## EXERCISE DESCRIPTION:
Exactly reproduce each entry, leaving out nothing.

## AVAILABLE RECORDS:
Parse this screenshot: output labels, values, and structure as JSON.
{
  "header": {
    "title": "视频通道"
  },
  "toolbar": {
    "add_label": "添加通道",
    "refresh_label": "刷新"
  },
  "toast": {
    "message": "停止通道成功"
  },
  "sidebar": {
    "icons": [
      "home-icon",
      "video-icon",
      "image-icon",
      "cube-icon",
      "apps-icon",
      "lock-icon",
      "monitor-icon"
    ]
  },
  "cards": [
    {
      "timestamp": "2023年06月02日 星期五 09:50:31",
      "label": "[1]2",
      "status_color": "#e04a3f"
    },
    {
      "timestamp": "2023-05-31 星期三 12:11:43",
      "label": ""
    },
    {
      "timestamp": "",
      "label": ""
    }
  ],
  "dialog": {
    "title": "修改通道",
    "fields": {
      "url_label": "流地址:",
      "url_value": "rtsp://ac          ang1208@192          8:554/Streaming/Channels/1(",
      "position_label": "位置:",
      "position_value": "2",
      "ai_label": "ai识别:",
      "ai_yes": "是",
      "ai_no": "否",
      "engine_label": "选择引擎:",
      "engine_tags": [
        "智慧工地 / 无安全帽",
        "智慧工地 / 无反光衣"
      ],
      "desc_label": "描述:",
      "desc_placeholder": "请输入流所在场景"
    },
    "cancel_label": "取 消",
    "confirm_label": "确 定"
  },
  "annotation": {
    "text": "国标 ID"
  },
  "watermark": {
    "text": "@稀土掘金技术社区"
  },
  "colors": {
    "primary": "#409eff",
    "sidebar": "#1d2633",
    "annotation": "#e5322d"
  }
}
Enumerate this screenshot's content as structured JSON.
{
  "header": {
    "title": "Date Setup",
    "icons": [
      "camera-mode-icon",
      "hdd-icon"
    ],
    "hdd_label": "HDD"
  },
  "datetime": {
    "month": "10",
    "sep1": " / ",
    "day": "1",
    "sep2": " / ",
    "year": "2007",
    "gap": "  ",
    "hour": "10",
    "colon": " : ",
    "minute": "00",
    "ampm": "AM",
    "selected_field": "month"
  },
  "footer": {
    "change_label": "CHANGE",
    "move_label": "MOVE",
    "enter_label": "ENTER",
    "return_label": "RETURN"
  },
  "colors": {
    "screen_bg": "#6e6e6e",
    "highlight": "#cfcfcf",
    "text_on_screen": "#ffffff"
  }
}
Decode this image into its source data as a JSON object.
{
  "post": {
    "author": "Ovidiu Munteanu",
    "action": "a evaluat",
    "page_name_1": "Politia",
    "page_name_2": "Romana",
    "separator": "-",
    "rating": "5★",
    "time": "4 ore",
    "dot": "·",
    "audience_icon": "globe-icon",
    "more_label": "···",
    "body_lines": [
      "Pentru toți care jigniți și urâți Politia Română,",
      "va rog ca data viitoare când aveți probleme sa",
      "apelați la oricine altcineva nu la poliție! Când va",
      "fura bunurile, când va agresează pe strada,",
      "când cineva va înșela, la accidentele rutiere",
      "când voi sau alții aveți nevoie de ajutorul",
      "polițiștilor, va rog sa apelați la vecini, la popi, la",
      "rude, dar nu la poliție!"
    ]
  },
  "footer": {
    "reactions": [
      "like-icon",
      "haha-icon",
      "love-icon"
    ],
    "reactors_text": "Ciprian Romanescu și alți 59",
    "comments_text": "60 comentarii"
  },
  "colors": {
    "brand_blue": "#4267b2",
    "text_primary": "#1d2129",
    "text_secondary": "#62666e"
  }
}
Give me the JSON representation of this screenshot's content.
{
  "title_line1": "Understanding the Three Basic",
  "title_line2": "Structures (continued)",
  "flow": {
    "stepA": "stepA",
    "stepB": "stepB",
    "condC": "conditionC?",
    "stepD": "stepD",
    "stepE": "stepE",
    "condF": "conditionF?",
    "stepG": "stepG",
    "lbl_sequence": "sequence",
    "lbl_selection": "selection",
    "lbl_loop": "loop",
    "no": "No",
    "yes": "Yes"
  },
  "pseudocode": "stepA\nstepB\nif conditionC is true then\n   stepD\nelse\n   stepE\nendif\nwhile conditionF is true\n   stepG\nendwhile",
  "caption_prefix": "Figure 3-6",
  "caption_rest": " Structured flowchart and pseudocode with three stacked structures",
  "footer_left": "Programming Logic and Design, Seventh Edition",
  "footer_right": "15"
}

## YOUR SOLUTION:
Parse this screenshot: output labels, values, and structure as JSON.
{
  "header": {
    "title": "视频通道"
  },
  "toolbar": {
    "add_label": "添加通道",
    "refresh_label": "刷新"
  },
  "toast": {
    "message": "停止通道成功"
  },
  "sidebar": {
    "icons": [
      "home-icon",
      "video-icon",
      "image-icon",
      "cube-icon",
      "apps-icon",
      "lock-icon",
      "monitor-icon"
    ]
  },
  "cards": [
    {
      "timestamp": "2023年06月02日 星期五 09:50:31",
      "label": "[1]2",
      "status_color": "#e04a3f"
    },
    {
      "timestamp": "2023-05-31 星期三 12:11:43",
      "label": ""
    },
    {
      "timestamp": "",
      "label": ""
    }
  ],
  "dialog": {
    "title": "修改通道",
    "fields": {
      "url_label": "流地址:",
      "url_value": "rtsp://ac          ang1208@192          8:554/Streaming/Channels/1(",
      "position_label": "位置:",
      "position_value": "2",
      "ai_label": "ai识别:",
      "ai_yes": "是",
      "ai_no": "否",
      "engine_label": "选择引擎:",
      "engine_tags": [
        "智慧工地 / 无安全帽",
        "智慧工地 / 无反光衣"
      ],
      "desc_label": "描述:",
      "desc_placeholder": "请输入流所在场景"
    },
    "cancel_label": "取 消",
    "confirm_label": "确 定"
  },
  "annotation": {
    "text": "国标 ID"
  },
  "watermark": {
    "text": "@稀土掘金技术社区"
  },
  "colors": {
    "primary": "#409eff",
    "sidebar": "#1d2633",
    "annotation": "#e5322d"
  }
}
Enumerate this screenshot's content as structured JSON.
{
  "header": {
    "title": "Date Setup",
    "icons": [
      "camera-mode-icon",
      "hdd-icon"
    ],
    "hdd_label": "HDD"
  },
  "datetime": {
    "month": "10",
    "sep1": " / ",
    "day": "1",
    "sep2": " / ",
    "year": "2007",
    "gap": "  ",
    "hour": "10",
    "colon": " : ",
    "minute": "00",
    "ampm": "AM",
    "selected_field": "month"
  },
  "footer": {
    "change_label": "CHANGE",
    "move_label": "MOVE",
    "enter_label": "ENTER",
    "return_label": "RETURN"
  },
  "colors": {
    "screen_bg": "#6e6e6e",
    "highlight": "#cfcfcf",
    "text_on_screen": "#ffffff"
  }
}
Decode this image into its source data as a JSON object.
{
  "post": {
    "author": "Ovidiu Munteanu",
    "action": "a evaluat",
    "page_name_1": "Politia",
    "page_name_2": "Romana",
    "separator": "-",
    "rating": "5★",
    "time": "4 ore",
    "dot": "·",
    "audience_icon": "globe-icon",
    "more_label": "···",
    "body_lines": [
      "Pentru toți care jigniți și urâți Politia Română,",
      "va rog ca data viitoare când aveți probleme sa",
      "apelați la oricine altcineva nu la poliție! Când va",
      "fura bunurile, când va agresează pe strada,",
      "când cineva va înșela, la accidentele rutiere",
      "când voi sau alții aveți nevoie de ajutorul",
      "polițiștilor, va rog sa apelați la vecini, la popi, la",
      "rude, dar nu la poliție!"
    ]
  },
  "footer": {
    "reactions": [
      "like-icon",
      "haha-icon",
      "love-icon"
    ],
    "reactors_text": "Ciprian Romanescu și alți 59",
    "comments_text": "60 comentarii"
  },
  "colors": {
    "brand_blue": "#4267b2",
    "text_primary": "#1d2129",
    "text_secondary": "#62666e"
  }
}
Give me the JSON representation of this screenshot's content.
{
  "title_line1": "Understanding the Three Basic",
  "title_line2": "Structures (continued)",
  "flow": {
    "stepA": "stepA",
    "stepB": "stepB",
    "condC": "conditionC?",
    "stepD": "stepD",
    "stepE": "stepE",
    "condF": "conditionF?",
    "stepG": "stepG",
    "lbl_sequence": "sequence",
    "lbl_selection": "selection",
    "lbl_loop": "loop",
    "no": "No",
    "yes": "Yes"
  },
  "pseudocode": "stepA\nstepB\nif conditionC is true then\n   stepD\nelse\n   stepE\nendif\nwhile conditionF is true\n   stepG\nendwhile",
  "caption_prefix": "Figure 3-6",
  "caption_rest": " Structured flowchart and pseudocode with three stacked structures",
  "footer_left": "Programming Logic and Design, Seventh Edition",
  "footer_right": "15"
}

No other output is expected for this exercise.